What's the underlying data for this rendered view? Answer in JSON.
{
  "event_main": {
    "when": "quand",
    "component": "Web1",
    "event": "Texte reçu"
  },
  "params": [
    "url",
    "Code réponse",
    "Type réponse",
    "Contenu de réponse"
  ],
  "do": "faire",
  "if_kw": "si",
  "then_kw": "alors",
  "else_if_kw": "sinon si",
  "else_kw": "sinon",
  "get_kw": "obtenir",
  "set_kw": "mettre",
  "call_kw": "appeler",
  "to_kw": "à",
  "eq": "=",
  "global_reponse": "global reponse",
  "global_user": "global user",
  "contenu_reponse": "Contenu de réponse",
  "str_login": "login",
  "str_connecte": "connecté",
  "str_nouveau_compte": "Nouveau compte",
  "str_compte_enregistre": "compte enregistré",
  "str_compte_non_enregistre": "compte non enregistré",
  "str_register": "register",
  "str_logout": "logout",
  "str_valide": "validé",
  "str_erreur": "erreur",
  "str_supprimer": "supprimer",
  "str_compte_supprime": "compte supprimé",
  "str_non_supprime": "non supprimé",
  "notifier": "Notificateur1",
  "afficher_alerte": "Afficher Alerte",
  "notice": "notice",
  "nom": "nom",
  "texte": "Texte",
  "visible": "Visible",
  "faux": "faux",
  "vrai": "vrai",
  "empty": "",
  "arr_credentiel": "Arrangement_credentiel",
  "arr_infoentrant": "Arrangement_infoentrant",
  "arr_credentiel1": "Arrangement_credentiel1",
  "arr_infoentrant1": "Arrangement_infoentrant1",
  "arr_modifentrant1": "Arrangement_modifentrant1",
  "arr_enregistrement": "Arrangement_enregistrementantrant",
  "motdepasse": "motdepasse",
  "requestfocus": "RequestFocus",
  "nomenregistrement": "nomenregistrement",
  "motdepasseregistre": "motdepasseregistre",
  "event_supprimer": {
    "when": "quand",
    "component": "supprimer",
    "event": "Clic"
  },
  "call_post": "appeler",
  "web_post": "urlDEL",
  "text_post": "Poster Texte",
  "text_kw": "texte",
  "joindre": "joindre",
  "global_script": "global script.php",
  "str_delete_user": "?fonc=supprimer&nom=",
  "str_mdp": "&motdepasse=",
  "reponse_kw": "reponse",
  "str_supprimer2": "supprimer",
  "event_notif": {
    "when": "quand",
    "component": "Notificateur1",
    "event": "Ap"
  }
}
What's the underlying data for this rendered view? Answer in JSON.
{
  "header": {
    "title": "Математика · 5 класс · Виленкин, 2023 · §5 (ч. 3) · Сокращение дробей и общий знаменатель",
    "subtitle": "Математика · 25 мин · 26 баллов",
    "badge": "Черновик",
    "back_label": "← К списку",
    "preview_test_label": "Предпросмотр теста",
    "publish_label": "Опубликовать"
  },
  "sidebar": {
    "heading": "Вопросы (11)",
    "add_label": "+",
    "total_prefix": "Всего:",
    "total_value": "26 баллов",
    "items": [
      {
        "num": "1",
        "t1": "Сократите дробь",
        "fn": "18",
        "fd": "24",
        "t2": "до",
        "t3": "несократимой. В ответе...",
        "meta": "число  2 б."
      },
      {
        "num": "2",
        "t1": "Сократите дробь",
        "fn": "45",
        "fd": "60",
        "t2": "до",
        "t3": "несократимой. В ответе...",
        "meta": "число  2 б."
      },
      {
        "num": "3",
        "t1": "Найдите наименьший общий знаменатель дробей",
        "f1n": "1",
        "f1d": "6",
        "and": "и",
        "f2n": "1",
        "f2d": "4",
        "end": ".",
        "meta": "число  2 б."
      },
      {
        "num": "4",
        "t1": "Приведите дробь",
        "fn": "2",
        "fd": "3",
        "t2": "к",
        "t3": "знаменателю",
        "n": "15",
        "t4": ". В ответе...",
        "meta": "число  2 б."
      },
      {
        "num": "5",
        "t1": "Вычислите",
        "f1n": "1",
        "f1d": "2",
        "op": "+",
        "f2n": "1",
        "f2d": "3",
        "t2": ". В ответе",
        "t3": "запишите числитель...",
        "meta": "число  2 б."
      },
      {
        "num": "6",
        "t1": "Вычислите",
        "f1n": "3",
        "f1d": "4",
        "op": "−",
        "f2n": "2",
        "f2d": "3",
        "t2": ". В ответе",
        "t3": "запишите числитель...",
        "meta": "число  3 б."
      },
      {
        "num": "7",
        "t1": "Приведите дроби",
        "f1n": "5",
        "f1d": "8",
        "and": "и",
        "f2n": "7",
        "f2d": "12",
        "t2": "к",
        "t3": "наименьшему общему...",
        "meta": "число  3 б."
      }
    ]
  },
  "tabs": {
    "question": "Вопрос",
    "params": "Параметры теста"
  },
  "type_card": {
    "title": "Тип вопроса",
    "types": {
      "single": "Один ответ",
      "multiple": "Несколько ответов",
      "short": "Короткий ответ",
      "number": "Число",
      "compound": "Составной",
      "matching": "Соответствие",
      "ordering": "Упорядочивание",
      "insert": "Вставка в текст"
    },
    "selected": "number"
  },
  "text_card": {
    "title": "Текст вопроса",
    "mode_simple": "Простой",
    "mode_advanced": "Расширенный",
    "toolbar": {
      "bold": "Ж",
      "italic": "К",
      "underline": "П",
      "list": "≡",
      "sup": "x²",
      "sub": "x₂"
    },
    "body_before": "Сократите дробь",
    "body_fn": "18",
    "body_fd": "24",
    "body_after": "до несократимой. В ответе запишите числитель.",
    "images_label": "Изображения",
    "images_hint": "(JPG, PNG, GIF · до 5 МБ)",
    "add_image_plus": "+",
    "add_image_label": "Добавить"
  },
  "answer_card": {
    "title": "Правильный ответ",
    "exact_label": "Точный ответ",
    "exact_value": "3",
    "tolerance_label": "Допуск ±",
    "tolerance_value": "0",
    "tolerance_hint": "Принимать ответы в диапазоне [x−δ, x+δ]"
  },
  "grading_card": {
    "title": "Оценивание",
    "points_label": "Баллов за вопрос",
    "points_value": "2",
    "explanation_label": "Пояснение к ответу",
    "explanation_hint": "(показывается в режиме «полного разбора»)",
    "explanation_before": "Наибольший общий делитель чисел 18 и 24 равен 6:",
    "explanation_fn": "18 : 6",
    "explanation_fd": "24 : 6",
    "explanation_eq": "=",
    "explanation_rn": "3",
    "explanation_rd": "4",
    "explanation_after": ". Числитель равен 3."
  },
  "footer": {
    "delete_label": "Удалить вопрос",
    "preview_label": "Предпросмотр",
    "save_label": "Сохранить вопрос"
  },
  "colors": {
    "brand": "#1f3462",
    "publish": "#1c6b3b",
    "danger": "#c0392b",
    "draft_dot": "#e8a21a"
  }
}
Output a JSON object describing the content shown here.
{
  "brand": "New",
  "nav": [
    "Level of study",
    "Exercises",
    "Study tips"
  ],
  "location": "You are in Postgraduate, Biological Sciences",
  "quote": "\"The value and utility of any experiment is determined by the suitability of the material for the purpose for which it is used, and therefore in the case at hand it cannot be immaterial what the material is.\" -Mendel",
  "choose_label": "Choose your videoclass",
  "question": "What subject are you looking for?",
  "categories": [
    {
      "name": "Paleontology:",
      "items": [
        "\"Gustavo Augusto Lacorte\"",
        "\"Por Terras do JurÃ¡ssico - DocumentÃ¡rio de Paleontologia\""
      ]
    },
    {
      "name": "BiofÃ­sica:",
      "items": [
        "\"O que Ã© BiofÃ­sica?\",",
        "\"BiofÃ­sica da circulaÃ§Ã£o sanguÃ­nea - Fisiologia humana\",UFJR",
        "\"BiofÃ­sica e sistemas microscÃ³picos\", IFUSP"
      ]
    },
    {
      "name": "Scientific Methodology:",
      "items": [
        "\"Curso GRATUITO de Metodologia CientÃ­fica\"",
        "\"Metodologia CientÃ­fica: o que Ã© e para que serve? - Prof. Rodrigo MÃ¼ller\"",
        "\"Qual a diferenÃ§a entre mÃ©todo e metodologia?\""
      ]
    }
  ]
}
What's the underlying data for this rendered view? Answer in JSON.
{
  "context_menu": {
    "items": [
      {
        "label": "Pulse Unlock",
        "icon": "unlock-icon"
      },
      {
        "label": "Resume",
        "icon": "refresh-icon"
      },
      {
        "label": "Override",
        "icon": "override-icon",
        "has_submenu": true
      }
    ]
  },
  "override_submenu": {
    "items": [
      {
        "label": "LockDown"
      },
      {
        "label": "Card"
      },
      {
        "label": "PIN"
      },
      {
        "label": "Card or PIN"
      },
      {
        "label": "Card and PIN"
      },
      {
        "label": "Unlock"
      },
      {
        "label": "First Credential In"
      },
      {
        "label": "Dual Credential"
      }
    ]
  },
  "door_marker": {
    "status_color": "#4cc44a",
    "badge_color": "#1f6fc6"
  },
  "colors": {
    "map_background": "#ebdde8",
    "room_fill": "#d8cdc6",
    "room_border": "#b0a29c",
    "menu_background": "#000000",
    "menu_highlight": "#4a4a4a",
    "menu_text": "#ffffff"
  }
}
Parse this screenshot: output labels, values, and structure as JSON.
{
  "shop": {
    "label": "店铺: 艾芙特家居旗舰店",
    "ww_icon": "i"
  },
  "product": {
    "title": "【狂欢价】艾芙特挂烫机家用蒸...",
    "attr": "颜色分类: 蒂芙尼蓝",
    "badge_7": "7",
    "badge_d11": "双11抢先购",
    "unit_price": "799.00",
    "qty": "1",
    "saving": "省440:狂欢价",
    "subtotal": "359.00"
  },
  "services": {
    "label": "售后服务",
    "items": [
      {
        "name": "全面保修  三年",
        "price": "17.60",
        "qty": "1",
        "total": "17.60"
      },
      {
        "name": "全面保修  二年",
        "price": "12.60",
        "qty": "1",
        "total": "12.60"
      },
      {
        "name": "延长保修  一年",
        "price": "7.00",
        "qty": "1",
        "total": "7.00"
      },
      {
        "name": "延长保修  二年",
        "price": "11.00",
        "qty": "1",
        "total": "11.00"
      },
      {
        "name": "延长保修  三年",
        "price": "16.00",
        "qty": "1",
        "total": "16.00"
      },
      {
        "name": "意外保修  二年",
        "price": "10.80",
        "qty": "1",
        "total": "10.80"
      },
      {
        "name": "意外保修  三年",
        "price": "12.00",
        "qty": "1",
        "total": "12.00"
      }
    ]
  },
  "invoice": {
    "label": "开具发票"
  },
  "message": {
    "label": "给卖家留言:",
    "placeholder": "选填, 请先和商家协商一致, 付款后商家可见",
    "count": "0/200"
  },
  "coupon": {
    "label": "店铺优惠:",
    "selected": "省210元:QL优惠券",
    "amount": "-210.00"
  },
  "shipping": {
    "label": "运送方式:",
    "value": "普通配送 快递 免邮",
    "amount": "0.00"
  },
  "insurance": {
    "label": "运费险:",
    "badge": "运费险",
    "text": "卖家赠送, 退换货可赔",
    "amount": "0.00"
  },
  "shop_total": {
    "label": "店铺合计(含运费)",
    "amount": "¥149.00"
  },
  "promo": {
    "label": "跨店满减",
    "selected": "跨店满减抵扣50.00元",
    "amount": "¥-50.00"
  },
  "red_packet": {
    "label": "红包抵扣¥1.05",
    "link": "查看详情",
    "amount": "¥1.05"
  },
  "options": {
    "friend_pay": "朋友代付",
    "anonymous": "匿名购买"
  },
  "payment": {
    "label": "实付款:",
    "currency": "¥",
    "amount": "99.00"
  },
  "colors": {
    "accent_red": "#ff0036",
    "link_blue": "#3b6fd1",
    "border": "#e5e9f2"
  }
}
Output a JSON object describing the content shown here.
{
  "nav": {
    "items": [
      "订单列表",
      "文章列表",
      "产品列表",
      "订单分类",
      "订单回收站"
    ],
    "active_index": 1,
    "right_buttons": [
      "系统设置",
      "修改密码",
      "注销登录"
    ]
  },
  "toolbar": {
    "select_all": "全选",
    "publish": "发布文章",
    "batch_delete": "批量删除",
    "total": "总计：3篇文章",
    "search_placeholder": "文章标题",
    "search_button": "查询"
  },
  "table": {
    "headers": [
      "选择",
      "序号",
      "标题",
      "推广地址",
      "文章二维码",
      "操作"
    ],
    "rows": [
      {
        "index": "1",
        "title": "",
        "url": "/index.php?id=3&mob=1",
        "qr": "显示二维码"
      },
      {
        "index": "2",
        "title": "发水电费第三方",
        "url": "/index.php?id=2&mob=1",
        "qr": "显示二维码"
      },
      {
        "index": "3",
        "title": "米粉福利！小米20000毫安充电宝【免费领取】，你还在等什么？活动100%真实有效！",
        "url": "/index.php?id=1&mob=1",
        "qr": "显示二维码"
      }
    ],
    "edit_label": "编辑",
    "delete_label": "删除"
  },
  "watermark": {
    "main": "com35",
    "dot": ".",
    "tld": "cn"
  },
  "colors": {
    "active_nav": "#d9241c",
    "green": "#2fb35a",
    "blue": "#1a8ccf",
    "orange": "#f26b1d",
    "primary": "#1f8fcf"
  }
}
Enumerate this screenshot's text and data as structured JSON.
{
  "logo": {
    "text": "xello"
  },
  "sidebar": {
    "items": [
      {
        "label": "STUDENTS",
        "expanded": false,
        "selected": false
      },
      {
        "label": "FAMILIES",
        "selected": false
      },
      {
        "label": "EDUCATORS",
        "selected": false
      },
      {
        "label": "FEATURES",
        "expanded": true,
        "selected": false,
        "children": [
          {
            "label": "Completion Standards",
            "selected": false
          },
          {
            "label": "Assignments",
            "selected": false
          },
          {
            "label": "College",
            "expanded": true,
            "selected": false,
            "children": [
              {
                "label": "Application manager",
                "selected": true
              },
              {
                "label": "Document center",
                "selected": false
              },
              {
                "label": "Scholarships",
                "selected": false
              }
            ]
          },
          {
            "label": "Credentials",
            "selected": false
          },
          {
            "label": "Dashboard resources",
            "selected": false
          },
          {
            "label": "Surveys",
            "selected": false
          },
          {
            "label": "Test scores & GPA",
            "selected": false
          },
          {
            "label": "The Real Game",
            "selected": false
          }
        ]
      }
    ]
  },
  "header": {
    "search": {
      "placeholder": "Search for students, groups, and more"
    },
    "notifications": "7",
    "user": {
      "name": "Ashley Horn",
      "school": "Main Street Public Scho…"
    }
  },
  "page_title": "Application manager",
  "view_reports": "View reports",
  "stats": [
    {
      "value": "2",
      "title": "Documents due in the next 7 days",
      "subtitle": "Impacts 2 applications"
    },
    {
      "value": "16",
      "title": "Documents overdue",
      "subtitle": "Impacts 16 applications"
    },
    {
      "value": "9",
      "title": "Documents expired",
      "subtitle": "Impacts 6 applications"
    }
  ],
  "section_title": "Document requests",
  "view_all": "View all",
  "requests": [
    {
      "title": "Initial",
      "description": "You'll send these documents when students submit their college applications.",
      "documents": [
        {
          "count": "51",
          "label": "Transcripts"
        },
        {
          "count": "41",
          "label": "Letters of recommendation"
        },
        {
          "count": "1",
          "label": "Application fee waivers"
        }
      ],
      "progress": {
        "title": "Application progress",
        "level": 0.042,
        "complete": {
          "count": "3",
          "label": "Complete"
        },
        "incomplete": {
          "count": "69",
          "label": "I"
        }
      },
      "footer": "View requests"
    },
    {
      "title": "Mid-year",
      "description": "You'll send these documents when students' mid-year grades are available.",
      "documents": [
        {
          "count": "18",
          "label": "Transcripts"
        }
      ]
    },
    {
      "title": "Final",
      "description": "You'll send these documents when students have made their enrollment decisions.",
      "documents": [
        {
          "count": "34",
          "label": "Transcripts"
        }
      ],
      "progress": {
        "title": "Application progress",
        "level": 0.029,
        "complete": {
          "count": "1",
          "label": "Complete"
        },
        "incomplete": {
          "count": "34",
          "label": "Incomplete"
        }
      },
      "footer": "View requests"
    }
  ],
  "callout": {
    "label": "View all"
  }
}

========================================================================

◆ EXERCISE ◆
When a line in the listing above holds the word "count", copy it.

◆ TASK OUTPUT ◆
    "count": "0/200"
          "count": "51",
          "count": "41",
          "count": "1",
          "count": "3",
          "count": "69",
          "count": "18",
          "count": "34",
          "count": "1",
          "count": "34",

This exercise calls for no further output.